UWF Degree and Year of Graduation:
BS System Science: Business, ’84
As you look back at your days at UWF, describe your best memory.
On a personal level, I made some great friendships that have continued for more than 20 years, including the woman who became my wife. From an educational viewpoint, my best memory would be the Operational Research class I took. It energized me to see the huge potential from writing software for personal computers to making businesses more productive. The professor would bring his “portable” computer to class every day. Toward the end of class, he would write a program to solve a given business situation. In the early 80s, this “portable” computer weighed more than 25 pounds and looked more like a sewing machine than a computer. Seeing where the personal computer environment is now compared to how I was initially exposed to it in the Operational Research class continues to be a great memory!
While you were at UWF, what did you think was its most outstanding and/or unique quality?
UWF’s park-like setting and access to resources was one of its most outstanding qualities. The university environment was all about the students and getting the best education possible at an individual level. The professors had great credentials and were always available. This environment creates a private school culture while offering public access and value.
As you reflect, did your education at UWF have an impact on where you are today? If so, how?
It did have an impact. It taught me that an individual can make a difference. At larger and older schools, it is too common to just be a number in the bigger university “machine” and everything has been done already. At UWF, I came away feeling my involvement was recognized and it created something for the next generation of students on both an academic and social level. In addition, UWF helped me develop my problem-solving skills which I’ve used successfully, both personally and professionally.
Describe what you do/did professionally including the type of company you work for.

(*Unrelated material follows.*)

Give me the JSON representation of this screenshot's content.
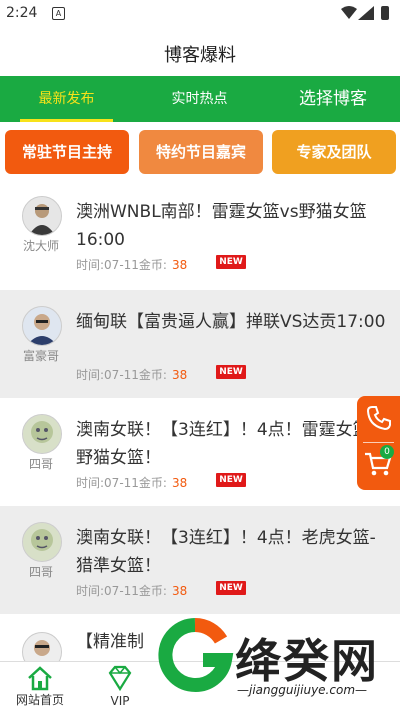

I’ve been fortunate to work in my field of study, Computer Science, my entire professional career. As part of my degree program, I took a number of personal computer software classes. My first job was as a software programmer with a small company in Clearwater that developed business accounting and operational software for automotive body repair shops. I stayed with that company through a merger with Sherwin-Williams Paint Company. I was self-employed for several years before taking a contracting position with GTE. Shortly after accepting a full-time position, the company merged to form Verizon. For the past 15 years, I've worked for Verizon, a telecommunications company, and have held several positions involving software development. I currently work in the marketing department as a senior consultant and still work with domestic and off-shore Information Technology development teams on Internet-based software tools for our sales force.
What advice would you give students today who were looking at studying one of the disciplines in the School of Science and Engineering?
You will be able to work closely with the professors, staff and other students at the university. The next great ideas, even in technology, will come from human interactions. With smaller class sizes, you have access to faculty and equipment you cannot get at larger schools. The culture at UWF will give you an opportunity to experiment with ideas and see what can become of them. Upon graduating from the School of Science and Engineering, you will have tangible skills and tools that companies need.
Share one thing about yourself that would give others insight into your interests, hobbies, etc.
For the past 10 years, I’ve become very active in sailboat racing around the Tampa Bay area. I enjoy being outside and leveraging energy from nature, in the form of wind, to get around a race course. Every race is different that requires tactics and teamwork. Racing combines planning and being able to make and change decisions based on many factors during a race, including weather conditions, position on the race course and position against other racers.